▶ _Work instruction_: Your answer should show every line of the material below that includes "Scheduling".

---- Given records

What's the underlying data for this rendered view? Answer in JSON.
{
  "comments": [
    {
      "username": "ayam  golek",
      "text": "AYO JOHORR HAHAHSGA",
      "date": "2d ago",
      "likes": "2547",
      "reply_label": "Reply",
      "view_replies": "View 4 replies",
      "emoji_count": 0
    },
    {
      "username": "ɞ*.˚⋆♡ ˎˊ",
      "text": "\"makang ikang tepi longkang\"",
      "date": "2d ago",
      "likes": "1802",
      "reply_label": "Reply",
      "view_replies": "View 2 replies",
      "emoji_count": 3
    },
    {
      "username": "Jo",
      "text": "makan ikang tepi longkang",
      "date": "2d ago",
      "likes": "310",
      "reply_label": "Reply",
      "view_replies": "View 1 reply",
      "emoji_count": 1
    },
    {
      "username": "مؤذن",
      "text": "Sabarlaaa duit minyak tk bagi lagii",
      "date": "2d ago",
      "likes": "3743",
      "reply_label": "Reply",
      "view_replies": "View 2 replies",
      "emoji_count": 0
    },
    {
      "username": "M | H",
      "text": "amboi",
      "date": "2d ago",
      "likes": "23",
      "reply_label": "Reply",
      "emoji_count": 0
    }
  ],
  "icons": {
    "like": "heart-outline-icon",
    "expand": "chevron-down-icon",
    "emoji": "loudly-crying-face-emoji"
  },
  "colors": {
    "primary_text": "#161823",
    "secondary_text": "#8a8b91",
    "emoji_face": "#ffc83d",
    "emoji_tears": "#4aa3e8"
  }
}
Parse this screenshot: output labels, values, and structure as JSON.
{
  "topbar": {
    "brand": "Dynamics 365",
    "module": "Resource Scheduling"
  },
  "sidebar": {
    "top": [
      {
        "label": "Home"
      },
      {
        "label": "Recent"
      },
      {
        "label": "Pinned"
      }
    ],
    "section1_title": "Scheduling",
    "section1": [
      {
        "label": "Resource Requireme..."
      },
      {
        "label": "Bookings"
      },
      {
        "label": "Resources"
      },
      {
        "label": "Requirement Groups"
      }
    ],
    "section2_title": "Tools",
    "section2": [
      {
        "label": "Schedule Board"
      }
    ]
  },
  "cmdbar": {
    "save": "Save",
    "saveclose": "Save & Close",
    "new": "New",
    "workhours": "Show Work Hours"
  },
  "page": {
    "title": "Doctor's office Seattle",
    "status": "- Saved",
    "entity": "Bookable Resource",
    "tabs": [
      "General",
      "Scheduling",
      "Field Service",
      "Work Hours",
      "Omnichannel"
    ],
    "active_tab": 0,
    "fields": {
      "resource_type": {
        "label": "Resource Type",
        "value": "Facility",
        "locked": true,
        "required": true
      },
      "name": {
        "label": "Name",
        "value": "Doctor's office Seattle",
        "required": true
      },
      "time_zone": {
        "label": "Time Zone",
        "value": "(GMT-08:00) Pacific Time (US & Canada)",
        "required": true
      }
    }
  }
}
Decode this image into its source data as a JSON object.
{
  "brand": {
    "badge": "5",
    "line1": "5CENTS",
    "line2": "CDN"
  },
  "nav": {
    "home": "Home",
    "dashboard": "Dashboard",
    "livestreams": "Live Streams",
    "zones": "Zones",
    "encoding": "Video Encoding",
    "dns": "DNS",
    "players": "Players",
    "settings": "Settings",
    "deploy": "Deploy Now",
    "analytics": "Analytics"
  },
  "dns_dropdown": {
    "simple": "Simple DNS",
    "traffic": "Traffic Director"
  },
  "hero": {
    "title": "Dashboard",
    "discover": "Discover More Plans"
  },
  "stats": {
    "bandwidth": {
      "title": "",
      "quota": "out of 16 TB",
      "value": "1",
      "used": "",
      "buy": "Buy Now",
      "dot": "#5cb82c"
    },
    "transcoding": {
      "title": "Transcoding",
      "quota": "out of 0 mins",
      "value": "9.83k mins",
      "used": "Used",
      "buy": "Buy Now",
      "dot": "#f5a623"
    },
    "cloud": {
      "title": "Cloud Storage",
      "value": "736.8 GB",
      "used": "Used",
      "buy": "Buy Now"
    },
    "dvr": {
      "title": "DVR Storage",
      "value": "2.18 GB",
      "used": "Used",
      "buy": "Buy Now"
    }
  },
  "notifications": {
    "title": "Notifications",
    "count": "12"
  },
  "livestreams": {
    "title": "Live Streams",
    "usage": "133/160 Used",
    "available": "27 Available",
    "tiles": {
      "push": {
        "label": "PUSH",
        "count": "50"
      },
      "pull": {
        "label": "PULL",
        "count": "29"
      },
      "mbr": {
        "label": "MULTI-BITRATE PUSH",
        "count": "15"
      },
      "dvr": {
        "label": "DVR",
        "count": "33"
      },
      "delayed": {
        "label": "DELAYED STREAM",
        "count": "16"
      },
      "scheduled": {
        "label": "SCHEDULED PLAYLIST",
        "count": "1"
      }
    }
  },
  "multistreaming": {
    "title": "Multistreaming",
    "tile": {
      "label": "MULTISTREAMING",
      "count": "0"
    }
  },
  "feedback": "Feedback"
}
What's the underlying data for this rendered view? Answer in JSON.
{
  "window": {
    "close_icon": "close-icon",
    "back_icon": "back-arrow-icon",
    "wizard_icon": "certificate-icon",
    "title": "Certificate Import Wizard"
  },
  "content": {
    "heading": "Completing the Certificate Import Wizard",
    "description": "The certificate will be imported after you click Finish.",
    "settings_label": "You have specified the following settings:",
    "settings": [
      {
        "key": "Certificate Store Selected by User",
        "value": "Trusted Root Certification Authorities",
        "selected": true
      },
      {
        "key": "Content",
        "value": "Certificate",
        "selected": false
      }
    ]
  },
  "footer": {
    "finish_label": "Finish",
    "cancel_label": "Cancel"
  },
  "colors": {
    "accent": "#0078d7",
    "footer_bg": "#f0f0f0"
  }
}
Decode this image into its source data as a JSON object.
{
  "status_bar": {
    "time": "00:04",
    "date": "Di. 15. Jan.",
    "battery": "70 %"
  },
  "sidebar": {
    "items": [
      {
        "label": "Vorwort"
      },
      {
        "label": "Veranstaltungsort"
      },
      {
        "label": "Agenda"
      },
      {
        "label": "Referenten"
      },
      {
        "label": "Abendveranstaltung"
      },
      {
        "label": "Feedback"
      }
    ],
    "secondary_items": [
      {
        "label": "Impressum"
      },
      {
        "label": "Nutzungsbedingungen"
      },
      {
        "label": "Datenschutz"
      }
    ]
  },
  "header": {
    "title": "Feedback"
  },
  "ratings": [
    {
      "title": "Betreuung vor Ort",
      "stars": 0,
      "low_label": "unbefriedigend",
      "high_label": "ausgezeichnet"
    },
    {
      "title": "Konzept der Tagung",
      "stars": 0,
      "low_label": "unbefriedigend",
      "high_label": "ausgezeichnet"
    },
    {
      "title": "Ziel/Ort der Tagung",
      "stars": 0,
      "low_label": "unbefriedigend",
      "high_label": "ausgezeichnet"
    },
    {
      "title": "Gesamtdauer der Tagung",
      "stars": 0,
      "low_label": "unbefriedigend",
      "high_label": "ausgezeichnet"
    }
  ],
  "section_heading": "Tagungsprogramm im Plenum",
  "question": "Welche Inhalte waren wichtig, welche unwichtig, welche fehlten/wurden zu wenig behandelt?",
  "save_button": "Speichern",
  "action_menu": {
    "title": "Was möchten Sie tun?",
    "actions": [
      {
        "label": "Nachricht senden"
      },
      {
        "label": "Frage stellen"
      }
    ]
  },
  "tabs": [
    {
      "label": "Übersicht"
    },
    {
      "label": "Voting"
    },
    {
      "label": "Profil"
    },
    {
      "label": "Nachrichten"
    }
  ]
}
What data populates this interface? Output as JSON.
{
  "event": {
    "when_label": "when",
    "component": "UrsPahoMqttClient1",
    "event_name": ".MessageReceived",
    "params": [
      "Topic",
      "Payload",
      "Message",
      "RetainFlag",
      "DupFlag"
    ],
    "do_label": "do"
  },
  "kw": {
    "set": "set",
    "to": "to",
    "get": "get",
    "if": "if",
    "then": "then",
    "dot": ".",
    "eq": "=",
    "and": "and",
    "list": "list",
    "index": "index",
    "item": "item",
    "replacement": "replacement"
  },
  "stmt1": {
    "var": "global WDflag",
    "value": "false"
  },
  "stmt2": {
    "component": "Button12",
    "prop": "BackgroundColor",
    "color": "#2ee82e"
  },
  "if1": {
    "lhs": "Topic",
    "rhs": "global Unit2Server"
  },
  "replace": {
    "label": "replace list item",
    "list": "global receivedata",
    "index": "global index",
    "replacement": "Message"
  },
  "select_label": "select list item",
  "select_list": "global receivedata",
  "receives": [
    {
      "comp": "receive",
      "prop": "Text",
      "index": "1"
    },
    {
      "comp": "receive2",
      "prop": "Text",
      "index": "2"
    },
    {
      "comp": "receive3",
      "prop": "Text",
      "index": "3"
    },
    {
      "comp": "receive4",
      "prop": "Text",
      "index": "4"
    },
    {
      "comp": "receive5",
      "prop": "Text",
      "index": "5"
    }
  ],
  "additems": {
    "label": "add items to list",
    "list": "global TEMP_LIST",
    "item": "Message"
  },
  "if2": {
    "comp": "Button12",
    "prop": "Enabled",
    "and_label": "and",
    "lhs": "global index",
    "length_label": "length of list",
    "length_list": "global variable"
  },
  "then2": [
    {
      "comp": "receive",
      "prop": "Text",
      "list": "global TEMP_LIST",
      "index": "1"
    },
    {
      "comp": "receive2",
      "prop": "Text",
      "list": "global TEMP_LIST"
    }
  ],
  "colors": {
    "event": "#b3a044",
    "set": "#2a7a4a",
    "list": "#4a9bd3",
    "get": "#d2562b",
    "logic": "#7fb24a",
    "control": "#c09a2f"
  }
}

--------

▶ _Solution for this problem_:
    "module": "Resource Scheduling"
    "section1_title": "Scheduling",
      "Scheduling",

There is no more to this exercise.